As the first month of the year draws to a close, what's on the agenda for the rest of 2020? Sivan Nir, Senior Analyst, Skybox Security, offers her predictions.
While it’s true that most organisations have more sophisticated cyber protections in place than ever, this doesn’t mean that there’s any reason to pause for breath in 2020. As cyber security tools have improved, so have cybercriminals’ capabilities.
The need to contend with increasingly sophisticated criminal activity is just one of the issues facing today’s cyber security teams. But which emerging trends are going to define the industry’s evolution this year?
Both the good and bad guys will leverage AI and automation tools
The next year will turn into a continuous cyber arms race between cyber security teams and cyber-attackers – as cybercrime becomes increasingly industrialised, it is not just the ‘good guys’ that will be leveraging technologies such as AI and automation.
Some of the same tools used by security professionals are in the hands of so-called black hat hackers aiming to devise new attack vectors and criminal social engineering methods.
Malicious groups will stop at nothing throughout the year to design more sophisticated attacks and finetune their processes.
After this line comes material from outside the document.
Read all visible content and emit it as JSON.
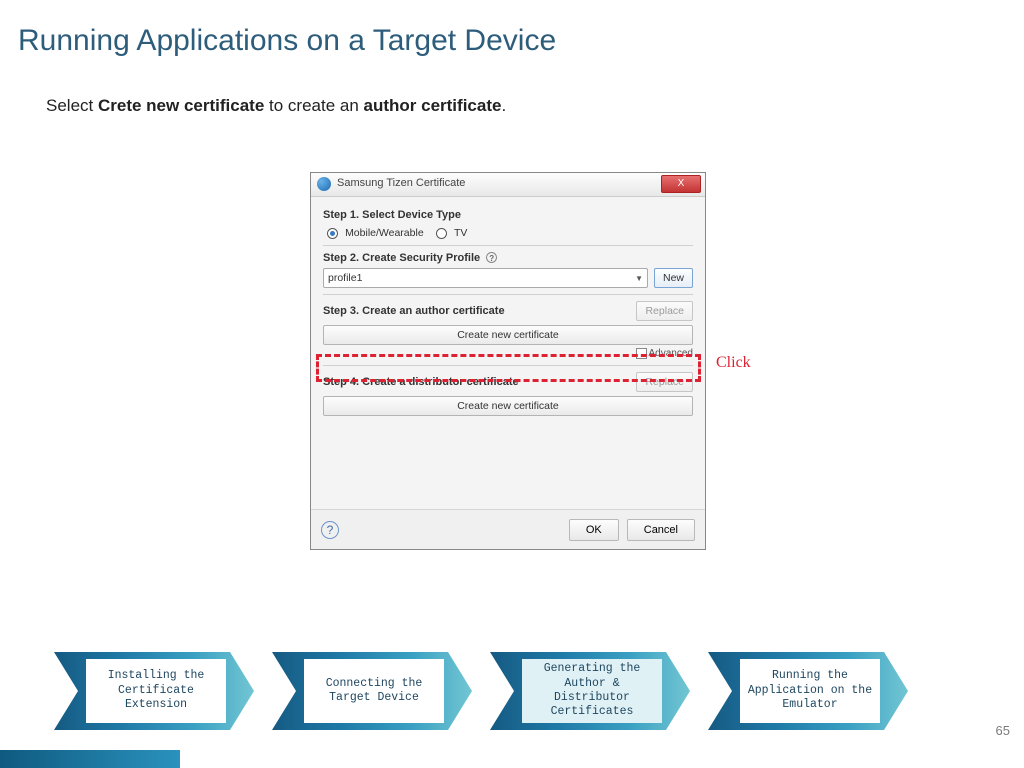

Those intending to use tools for good need to ensure they are regularly and consistently improving their understanding of the threat landscape as well as the technologies they are using to protect themselves.
If they don’t, they’ll risk falling victim to the threats. CISOs and security leaders will experience mounting pressure to make adequate investments in AI and automation and assure the rest of the C-Suite and executive board that they are doing everything in their power to prevent a breach.
Attack surfaces will expand with rise of 5G and IoT
5G will make IoT a true reality. Its faster speeds, strengthened connectivity and reduced latency will lead to individuals and companies alike making more investments in internet-connected devices.
However, this also means that organisations’ attack surfaces will be expanded and, more than that, they will be exposed to an increasing number of notoriously poorly-secured IoT devices. The security surrounding these devices needs to be watertight. If not, businesses will risk leaving their data and assets – as well as that of their customers – unprotected and vulnerable to attack.
Cyber hygiene will become a key priority
While it is clear among IT teams is that cyber security is the responsibility of all staff members, there remains a large subset of the workforce that either is not aware of this or doesn’t fully consider how their lax security affects others.
In 2020 this will change, with business leaders rolling out company-wide initiatives and making cyber hygiene and cyber security a top priority. We will see companies working to proactively change their security culture, enforcing ‘a security mindset’ and embedding security into the organisation as a whole.
This will be especially true within functions where security is critical, such as DevOps, to help drive improvements in innovation and efficiency.
In addition, there will be proper implementation of ‘bring your own device’ (BYOD) policies in order to protect the wider network perimeter. Employee training programs will also be of the utmost importance to educate them on ways they can be more secure and ensure that they are informed about the important role that they play in securing their organisation.
Vendors will also identify ways to reduce time to value by improving the simplicity of their products, making them easier to learn and use so the security personnel that implements them can stay up to speed.
This shouldn’t be seen as a one-off activity. Security needs to be embedded within all processes and across all practices – it should underscore everything that happens within an organisation. Done right, security will empower the delivery of more innovation.
Resurgence in phishing attacks
Just as we saw a rise in the popularity of ransomware and botnets in 2019, this year we are likely to see a resurgence in phishing attacks. We are already seeing growth in various forms of social engineering attacks, for example via SMS, social media and even on gaming platforms, indicating how adversaries are attempting cybercrime on an ever-diverse set of channels.
Threat of cloud misconfiguration will grow
Moving to the cloud and deploying infrastructure as a service (IaaS) continues to be high on the agenda for organisations, and rightfully so given the huge benefits it brings – from reduced costs to greater efficiency.
However, in the rush to digitally transform, security has sometimes taken a back seat or, even worse, has been forgotten about altogether. As cloud technology improves over the next 12 months, and as vendors promise greater efficiency and advancements, companies will need to ensure they are able to manage the security which surrounds their new cloud services.
If they do not, they are likely to inadvertently misconfigure the cloud, leaving their critical assets vulnerable to attack.
Out of all the security risks to be aware of when it comes to IaaS cloud services, cloud misconfiguration poses the greatest risk. To avoid this, enterprises need to create robust security processes that are able to be rapidly deployed. And they need to ensure that these processes are adhered to.
Doing this is the only way they will know for sure that access points and policies remain completely within their control, default usernames and passwords are not being used and confidential information is not being stored directly in deployment scripts.
As long as organisations embed security into every part of their business, devise a comprehensive plan and continually revisit the tools and protections they have in place to ensure they are still working, they can be confident that they are doing everything they can to prevent cyber-attacks in 2020.
This level of vigilance is more important than it ever has been. Organisations cannot rest on their laurels – the malicious threat actors on the hunt for access to their network and data certainly won’t be.